    AR startup Mira bags $1 million for Google Cardboard-like.....read more
    Posted in Medicine on 2017-09-24 12:14:44
    Alarm as 'super malaria' spreads in South East Asia..read more
    Posted in Science on 2017-09-23 08:31:24
    Fly me to the Moon: For some, lunar village takes shape..read more
    Posted in Software on 2017-09-23 08:22:48
    One year later, Microsoft AI and Research grows to 8k.....read more
Posted in Business on 2013-10-10 01:33
China is working towards a manned lunar mission in about.....read more
Posted in Business on 2013-10-20 07:17
Spacex says China is their main competitor for commercial.....read more
Posted in Software on 2013-10-20 06:43
Pirate Bay Browser Clocks 1,000,000 Downloads..read more
Posted in Medicine on 2013-10-10 02:10
Google reportedly investing hundreds of millions into new.....read more
Posted in Medicine on 2013-10-14 03:13
Endothelial Cells Can Repair and Regenerate Organs,.....read more
Posted in Science on 01.01.2010
Spacex says China is their main competitor for commercial.....read more
Posted in Science on 01.01.2010
Staring at Your Phone Could Be Making You Short Sighted..read more
Posted in Science on 01.01.2010
Oculus Rift virtual reality headset coming to mobile, but.....read more
Posted in Science on 01.01.2010
China is working towards a manned lunar mission in about.....read more
Posted in Science on 01.01.2010
Delivering drugs via nanoparticles to target mitochondria..read more

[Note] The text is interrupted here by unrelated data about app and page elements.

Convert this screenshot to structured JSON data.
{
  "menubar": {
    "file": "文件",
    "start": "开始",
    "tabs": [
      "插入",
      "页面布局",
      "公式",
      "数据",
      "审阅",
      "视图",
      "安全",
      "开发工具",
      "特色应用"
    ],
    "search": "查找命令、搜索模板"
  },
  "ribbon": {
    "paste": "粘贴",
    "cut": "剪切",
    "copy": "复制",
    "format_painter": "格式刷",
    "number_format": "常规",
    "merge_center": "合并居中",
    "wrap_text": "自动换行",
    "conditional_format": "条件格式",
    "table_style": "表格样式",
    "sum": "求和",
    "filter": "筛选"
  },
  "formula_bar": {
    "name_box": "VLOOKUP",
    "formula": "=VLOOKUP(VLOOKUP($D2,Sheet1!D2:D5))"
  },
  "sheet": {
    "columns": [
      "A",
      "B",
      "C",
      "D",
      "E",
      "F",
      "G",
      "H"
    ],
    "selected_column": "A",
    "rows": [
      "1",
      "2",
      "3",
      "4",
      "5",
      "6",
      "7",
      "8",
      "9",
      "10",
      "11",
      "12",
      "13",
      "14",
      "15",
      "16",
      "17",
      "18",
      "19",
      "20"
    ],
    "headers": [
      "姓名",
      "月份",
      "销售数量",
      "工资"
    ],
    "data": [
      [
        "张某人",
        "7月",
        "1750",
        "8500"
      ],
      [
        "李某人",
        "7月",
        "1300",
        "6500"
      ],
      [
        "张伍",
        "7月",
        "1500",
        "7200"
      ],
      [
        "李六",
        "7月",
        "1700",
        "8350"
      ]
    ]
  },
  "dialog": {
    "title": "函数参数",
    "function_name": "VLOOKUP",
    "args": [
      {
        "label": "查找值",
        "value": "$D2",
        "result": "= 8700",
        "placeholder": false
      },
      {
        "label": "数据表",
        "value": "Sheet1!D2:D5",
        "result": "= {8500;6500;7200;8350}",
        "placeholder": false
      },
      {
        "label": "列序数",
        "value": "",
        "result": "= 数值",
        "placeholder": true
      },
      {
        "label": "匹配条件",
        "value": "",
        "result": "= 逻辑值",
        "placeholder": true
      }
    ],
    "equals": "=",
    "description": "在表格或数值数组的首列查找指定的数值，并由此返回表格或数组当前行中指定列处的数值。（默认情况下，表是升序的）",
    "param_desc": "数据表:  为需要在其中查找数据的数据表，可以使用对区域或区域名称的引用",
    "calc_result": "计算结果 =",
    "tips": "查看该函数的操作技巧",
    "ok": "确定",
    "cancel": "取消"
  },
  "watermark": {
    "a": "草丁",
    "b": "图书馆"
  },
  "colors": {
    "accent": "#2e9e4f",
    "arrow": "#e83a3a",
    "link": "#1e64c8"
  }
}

Recent Blog Posts

  • Posted by AlexMuller
    Scientists probe Neptune's depths to reveal secrets of icy.....read more
    Posted by AlexMuller
    New terahertz imaging approach could speed up skin cancer.....read more
    Posted by AlexMuller
    Rebutting the claim that antidepressants do not work..read more
    Posted by AlexMuller
    Artificial neural networks decode brain activity during.....read more
    Posted by AlexMuller
    Four Earth-sized planets detected orbiting the nearest.....read more

Login to your Account

Login to your PlanetTech Account here

Username:
Password:
Remember me
or

Create a New Account

You just need username and password

The following errors occured:
Username:
Email:
Password:
Verify password:
Remember me